One visit to Haghpat (a UNESCO monastery in Armenia), one super friendly encounter, and one freaking spectacular view.
Surrounded by the cool stone interiors of Haghpat monastery, I was admiring flowers left over from spring equinox celebrations, when the monastery’s caretaker materialized out of nowhere.
Afraid that I was committing The Ultimate Sin (breaking a no-photography rule), I nonchalantly pretended to fiddle with my camera settings while staring thoughtfully at the (not decorated) ceiling.
As the caretaker drew closer, I saw that he was smiling, and relaxed. He picked up the bunch of flowers I was photographing.
“See this?” he said in Russian, “Armenian letter like in Jesus Christ!”
“Yes! I see! Good! Interesting!” I stammered, whipping out half of the words in my Russian arsenal.
Delighted that I somewhat understood, he pulled me to the front of the chapel where more flowers were lying near the altar, and began constructing a crown for me to wear. All the while, he explained everything from the equinox celebrations (March 21st, the start of spring), to why the curtain at the front of the church was closed (it reopens on Easter), to how he himself climbed up to hang the massive chandelier from the ceiling several years back (magic).
We got talking—or, should I say, he talked at me until I understood, at which point I would mangle a few phrases in Russian as acknowledgement, then he would continue on—and he took me on an impromptu tour of the monastery.
I’m not one for tours, having the attention span of a goldfish when it comes to listening to people, but as he spoke, you could hear his love for the UNESCO World Heritage monastery in his voice, and see his pride in the twinkling of his eyes as he touched its stone walls.

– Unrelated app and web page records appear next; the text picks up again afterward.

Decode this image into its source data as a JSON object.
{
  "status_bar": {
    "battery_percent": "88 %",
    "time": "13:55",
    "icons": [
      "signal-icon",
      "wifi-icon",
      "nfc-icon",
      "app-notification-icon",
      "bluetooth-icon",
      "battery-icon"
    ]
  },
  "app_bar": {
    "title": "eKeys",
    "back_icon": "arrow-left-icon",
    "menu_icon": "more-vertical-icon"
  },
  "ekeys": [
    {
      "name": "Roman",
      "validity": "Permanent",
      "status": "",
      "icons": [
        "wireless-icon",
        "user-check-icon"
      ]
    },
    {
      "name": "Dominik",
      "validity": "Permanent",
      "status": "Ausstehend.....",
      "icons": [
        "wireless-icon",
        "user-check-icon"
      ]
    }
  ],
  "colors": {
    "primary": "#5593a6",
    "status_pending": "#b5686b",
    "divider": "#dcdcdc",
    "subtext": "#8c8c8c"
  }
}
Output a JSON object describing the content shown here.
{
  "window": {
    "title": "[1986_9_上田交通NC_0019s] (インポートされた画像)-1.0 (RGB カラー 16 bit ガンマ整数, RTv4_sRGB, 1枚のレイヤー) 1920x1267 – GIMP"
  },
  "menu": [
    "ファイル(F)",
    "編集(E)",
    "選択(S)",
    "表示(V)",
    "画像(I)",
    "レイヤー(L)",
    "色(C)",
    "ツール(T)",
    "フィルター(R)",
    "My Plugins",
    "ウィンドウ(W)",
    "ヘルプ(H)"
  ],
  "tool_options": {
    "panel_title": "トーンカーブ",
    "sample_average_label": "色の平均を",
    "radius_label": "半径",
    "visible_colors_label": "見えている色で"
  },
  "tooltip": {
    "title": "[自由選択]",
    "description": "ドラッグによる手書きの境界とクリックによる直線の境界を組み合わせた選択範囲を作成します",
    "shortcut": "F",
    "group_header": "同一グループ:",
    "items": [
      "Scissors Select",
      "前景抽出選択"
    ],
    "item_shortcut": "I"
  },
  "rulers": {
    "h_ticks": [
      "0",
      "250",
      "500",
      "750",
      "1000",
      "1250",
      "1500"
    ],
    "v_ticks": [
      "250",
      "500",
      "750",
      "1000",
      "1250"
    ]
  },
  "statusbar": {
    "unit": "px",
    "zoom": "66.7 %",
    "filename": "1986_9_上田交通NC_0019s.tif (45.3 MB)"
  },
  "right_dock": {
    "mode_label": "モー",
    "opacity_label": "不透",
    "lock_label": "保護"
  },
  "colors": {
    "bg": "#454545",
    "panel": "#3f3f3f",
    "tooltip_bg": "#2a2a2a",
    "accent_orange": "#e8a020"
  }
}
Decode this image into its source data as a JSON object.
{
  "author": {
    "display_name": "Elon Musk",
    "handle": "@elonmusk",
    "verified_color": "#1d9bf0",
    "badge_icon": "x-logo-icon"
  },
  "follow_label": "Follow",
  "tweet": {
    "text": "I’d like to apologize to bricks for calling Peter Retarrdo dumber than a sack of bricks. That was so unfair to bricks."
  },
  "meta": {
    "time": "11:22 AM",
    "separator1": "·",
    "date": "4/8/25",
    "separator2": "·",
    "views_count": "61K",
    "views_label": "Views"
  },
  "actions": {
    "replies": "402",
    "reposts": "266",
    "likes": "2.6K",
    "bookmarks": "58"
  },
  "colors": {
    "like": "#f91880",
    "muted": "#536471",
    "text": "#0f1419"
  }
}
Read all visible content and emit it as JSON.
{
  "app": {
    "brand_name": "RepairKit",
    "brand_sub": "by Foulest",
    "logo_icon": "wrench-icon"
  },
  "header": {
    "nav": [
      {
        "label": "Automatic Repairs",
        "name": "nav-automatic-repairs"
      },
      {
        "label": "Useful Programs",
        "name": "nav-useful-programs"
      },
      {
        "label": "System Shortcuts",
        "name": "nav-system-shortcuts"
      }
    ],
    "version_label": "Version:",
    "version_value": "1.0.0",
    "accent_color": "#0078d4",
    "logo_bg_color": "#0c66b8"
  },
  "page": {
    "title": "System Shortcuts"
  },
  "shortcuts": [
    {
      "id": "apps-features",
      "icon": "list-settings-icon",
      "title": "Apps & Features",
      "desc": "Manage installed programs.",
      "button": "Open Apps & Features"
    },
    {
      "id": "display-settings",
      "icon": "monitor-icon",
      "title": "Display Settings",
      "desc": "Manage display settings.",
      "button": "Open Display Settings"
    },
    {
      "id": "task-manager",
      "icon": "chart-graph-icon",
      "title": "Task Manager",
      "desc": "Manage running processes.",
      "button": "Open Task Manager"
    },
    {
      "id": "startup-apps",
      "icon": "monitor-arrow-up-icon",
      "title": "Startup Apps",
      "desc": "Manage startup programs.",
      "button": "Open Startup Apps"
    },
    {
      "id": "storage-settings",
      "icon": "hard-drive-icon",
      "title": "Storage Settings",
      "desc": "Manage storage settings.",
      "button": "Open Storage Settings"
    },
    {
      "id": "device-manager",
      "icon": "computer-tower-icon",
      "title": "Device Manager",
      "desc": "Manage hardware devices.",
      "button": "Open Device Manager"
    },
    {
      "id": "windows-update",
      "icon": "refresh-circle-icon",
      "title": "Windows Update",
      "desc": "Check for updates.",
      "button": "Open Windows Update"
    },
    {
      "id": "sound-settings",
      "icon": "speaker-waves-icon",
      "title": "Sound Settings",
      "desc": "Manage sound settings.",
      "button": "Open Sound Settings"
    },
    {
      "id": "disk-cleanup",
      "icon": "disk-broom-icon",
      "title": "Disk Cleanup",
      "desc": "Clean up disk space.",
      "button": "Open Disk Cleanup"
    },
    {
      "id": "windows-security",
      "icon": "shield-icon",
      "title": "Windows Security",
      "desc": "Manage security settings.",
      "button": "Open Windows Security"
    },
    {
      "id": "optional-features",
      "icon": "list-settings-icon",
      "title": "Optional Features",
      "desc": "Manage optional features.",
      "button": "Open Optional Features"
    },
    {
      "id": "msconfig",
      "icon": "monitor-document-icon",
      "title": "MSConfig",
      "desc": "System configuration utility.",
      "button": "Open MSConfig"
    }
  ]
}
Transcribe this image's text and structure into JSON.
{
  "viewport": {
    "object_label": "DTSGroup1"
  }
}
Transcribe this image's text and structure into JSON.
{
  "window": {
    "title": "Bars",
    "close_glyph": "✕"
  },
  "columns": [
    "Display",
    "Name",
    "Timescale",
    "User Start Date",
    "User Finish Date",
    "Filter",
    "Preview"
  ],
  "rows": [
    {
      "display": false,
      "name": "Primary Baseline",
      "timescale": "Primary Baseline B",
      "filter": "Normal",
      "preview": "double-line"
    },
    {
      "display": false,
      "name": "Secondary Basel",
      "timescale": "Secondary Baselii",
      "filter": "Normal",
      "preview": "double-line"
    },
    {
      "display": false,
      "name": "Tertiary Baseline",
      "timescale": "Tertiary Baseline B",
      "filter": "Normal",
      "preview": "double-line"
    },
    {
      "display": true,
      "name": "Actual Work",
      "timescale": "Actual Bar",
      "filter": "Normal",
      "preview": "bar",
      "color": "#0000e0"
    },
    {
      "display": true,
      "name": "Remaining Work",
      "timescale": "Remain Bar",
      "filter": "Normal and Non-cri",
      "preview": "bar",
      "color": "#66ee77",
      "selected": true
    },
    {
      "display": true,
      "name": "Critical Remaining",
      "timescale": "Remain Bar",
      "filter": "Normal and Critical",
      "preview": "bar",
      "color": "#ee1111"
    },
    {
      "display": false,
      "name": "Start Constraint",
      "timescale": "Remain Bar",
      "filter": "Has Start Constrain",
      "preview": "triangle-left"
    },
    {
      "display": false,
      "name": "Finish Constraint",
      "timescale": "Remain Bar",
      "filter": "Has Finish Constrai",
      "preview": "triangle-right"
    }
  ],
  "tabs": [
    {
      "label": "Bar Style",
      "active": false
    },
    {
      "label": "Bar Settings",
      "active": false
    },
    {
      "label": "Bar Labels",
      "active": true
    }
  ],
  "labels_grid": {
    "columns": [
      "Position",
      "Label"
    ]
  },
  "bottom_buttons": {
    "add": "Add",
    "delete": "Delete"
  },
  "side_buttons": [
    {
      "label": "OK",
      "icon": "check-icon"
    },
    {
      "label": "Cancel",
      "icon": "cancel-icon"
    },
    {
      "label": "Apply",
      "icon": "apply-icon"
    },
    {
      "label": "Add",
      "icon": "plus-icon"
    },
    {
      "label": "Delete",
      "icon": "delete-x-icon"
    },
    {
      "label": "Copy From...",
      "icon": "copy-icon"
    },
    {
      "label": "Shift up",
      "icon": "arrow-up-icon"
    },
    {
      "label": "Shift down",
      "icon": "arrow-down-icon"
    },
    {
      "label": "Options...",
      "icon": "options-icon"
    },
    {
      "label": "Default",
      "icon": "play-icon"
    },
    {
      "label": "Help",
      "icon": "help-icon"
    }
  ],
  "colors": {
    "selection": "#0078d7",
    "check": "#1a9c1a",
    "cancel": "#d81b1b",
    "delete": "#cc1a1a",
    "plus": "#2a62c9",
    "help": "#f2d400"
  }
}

He’d been working there for 10 years, and knew every nook and cranny (despite respecting the fact that he’s not allowed to enter all of them), every historical factoid possible (ex. that there are 12 ridges in the columns supporting the ceiling to represent the 12 apostles), every occupant beneath every tombstone (a bit creepy, but aiight). He was charmed to be able to talk personably with me, saying that he was sick and tired of having to deal with tour busloads of people–he mimed hanging himself as he made the comment.
As the day was winding down and Sebastiaan and I were making moves to leave to catch a marshrutka back to Alaverdi, he stopped us, asking if we’d like to see the bell tower. “Only I have keys!” he said proudly. Um, yes, hello. We’ve only been waiting to be able to go up into the towers of these churches and monasteries since, well, forever.
He ran to grab the key and then took us to the tower, where he unlocked the creaking wooden door. The steps in the bell tower were about as high as a small child, and wide enough to fit the idea of your foot on the step, with no railing, of course. Ah, so that’s why people aren’t allowed inside. Dutch stairs, I’ll never complain about you ever again.
After ever so gracefully crawling up on our hands and feet, we emerged into the bell tower. The view from the top? Godly. (Am I allowed to say that about a monastery?)
You could see over the entirety of the monastery complex, silhouetted against the mountains and valleys that lay beyond–it was literally breathtaking. Caretaker man stood behind us, smiling knowingly as we gushed about how freaking brilliant everything was at that exact moment.
It’s moments like these that make me fall in love with traveling. I can’t check them off of a list, I have nothing tangible to remember them by, but they’re what I value most.
Have you had any encounters like this in your travels? Where did you meet the person? What happened next? We love hearing your stories 🙂